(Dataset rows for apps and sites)
Content starts

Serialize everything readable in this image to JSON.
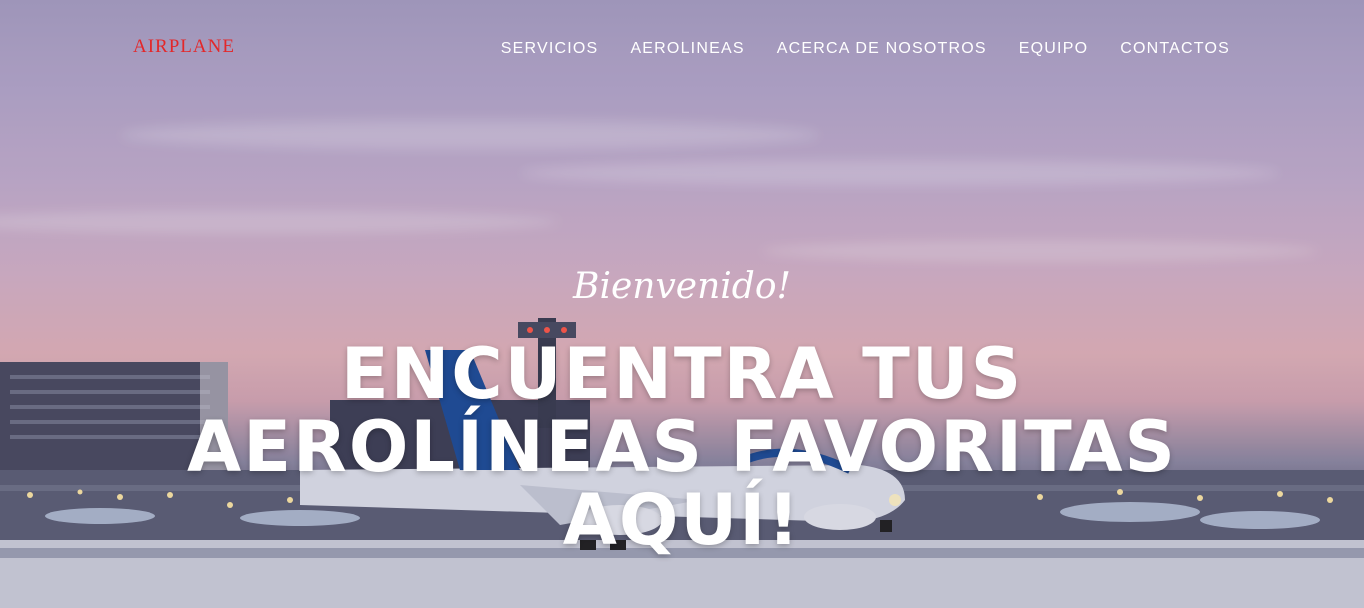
{
  "brand": {
    "name": "AIRPLANE",
    "color": "#e3282a"
  },
  "nav": {
    "items": [
      {
        "label": "SERVICIOS"
      },
      {
        "label": "AEROLINEAS"
      },
      {
        "label": "ACERCA DE NOSOTROS"
      },
      {
        "label": "EQUIPO"
      },
      {
        "label": "CONTACTOS"
      }
    ]
  },
  "hero": {
    "subheading": "Bienvenido!",
    "heading_lines": [
      "ENCUENTRA TUS",
      "AEROLÍNEAS FAVORITAS",
      "AQUÍ!"
    ],
    "background_description_icon": "airport-sunset-image"
  }
}
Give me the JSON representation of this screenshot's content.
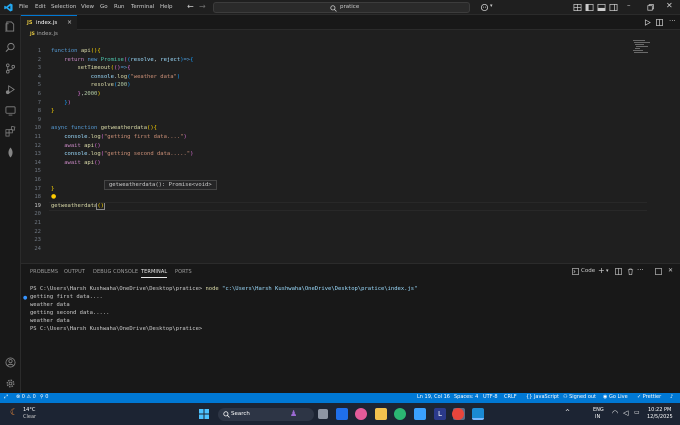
{
  "menu": [
    "File",
    "Edit",
    "Selection",
    "View",
    "Go",
    "Run",
    "Terminal",
    "Help"
  ],
  "command_center": "pratice",
  "tab": {
    "icon": "JS",
    "name": "index.js",
    "close": "×"
  },
  "breadcrumb": "index.js",
  "hover_text": "getweatherdata(): Promise<void>",
  "panel_tabs": [
    "PROBLEMS",
    "OUTPUT",
    "DEBUG CONSOLE",
    "TERMINAL",
    "PORTS"
  ],
  "terminal_type": "Code",
  "terminal": {
    "prompt1": "PS C:\\Users\\Harsh Kushwaha\\OneDrive\\Desktop\\pratice> ",
    "cmd": "node",
    "arg": " \"c:\\Users\\Harsh Kushwaha\\OneDrive\\Desktop\\pratice\\index.js\"",
    "out": [
      "getting first data....",
      "weather data",
      "getting second data.....",
      "weather data"
    ],
    "prompt2": "PS C:\\Users\\Harsh Kushwaha\\OneDrive\\Desktop\\pratice>"
  },
  "status": {
    "errors": "⊗ 0 ⚠ 0",
    "warnings": "0",
    "position": "Ln 19, Col 16",
    "spaces": "Spaces: 4",
    "encoding": "UTF-8",
    "eol": "CRLF",
    "language": "JavaScript",
    "account": "Signed out",
    "golive": "Go Live",
    "prettier": "Prettier"
  },
  "taskbar": {
    "weather_temp": "14°C",
    "weather_desc": "Clear",
    "search": "Search",
    "lang1": "ENG",
    "lang2": "IN",
    "time": "10:22 PM",
    "date": "12/5/2025"
  },
  "line_numbers": [
    "1",
    "2",
    "3",
    "4",
    "5",
    "6",
    "7",
    "8",
    "9",
    "10",
    "11",
    "12",
    "13",
    "14",
    "15",
    "16",
    "17",
    "18",
    "19",
    "20",
    "21",
    "22",
    "23",
    "24"
  ]
}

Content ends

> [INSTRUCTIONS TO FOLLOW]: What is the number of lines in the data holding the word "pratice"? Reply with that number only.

> [RESPONSE]: 4